In our Skype session, Benji, asked me some questions about the anxiety I feel when I give a speech. As we talked, I started to see how the anxiety turns up because I care deeply about being genuinely helpful to the people in the room. This sounds obvious but noticing that connection between my anxiety and what matters to me has meant that the stimulus of anxiety now acts as a reminder that I care very much about what I am doing. It tells me that now is the moment to speak from my heart, risking rejection and judgement because I genuinely care about the impact of my session. I find myself smiling with the joy of knowing that right here, right now I can do something meaningful. When I do that my speeches tend to become more interesting!
Benji used language to create something that felt like magic to me. The function of my anxiety changed, it was now linked to my values. Transformation happened!
I want to walk you through an example of how you could transform your relationship with a tricky stimulus in your life.
Using Words to Weave Your Own Magic
Firstly, consider what tends to trigger you to be safe and boring rather than courageous and impactful?
When you are in the grip of that trigger, exactly how do you feel? What thoughts tend to be there for you? How does it feel in your body?
Really sink into that question. How does it feel to be inside your skin at that moment?
Once you have got a sense of what is important to you here, ask yourself – If I was being the person I want to be, how would I respond to that trigger?

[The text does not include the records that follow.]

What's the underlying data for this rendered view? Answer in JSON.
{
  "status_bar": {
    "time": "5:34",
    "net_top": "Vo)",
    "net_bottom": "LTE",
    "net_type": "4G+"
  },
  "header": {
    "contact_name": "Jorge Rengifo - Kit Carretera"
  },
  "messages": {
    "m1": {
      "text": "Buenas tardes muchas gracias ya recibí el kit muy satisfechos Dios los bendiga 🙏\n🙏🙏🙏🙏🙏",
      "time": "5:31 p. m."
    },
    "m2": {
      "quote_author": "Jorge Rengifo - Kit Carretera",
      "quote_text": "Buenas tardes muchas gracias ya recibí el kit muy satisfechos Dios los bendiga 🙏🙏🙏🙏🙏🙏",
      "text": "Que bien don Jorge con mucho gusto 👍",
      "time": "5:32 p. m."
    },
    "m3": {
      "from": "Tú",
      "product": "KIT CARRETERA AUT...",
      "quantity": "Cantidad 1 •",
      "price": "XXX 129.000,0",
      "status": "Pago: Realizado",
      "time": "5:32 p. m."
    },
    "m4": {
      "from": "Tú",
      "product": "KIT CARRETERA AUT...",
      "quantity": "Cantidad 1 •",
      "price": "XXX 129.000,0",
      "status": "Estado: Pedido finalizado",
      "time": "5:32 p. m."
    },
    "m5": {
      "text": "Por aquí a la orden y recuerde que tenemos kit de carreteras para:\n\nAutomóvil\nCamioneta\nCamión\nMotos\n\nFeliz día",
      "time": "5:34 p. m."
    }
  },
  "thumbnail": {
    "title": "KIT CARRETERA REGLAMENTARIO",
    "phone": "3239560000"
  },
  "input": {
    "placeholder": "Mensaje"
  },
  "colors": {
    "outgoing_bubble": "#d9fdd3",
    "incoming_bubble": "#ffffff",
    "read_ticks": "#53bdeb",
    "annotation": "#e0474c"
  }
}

Next time you notice that trigger and the associated thoughts and feelings, ask yourself:
Am I willing to take a small step towards being the person I want to be?
What would that look like?
And how would it feel?
I hope that for at least some of you, the trigger now acts to remind you to live your values.
If you are interested in learning how Benji uses RFT to transform people’s relationship with painful emotions then watch this presentation. (I particularly enjoy his gorgeous French accent and the cooing of his baby in the background)
If you want to know how Kelly weaves his magic then read this book and if you want to understand what Jonathan does then read this book.
And, if you are interested in learning how to apply ACT and RFT to workplace coaching and you are in Australia then check out this workshop. It would be great to see you there.
A reader wrote to us about a problem she encountered when she moved from a hostile, aggressive environment to a much more harmonious workplace.
She was really happy in her new job and was doing well but she was given feedback that her communication skills needed work. This hadn’t been a problem for her in previous workplaces. She realised that she had learnt some unhelpful habits in her last role. Now she needed to relearn how to interact in more workable ways. She was worried that she didn’t know how to bring about this change.
So how do you let go of problematic interpersonal behaviour and start to behave in ways that work? Here are some tips:
1. Start with self-compassion. The less you beat yourself up for your failings, the more you will be able to notice the times when your behaviour isn’t working.
3. Do a self-assessment and get feedback from people you trust. There are some good questions about interpersonal functioning here that you could adapt to the workplace.
4. Don’t just change as a reaction to what others want. Spend some time thinking deeply about your values. Who do you want to be at work? How do you want others to experience you? Changing your behaviour is a hard slog, linking the change to your values will help you to keep going.
6. Get really present in your interactions with people. Notice the impact of your behaviour on others. See if you can get out of your head and into this moment now.
7. Accept that when you feel threatened you are likely to revert to self-protective and unhelpful behaviours. Consider what might trigger that in you and make a plan to be particularly mindful and self-compassionate at those moment. Hold those feelings gently.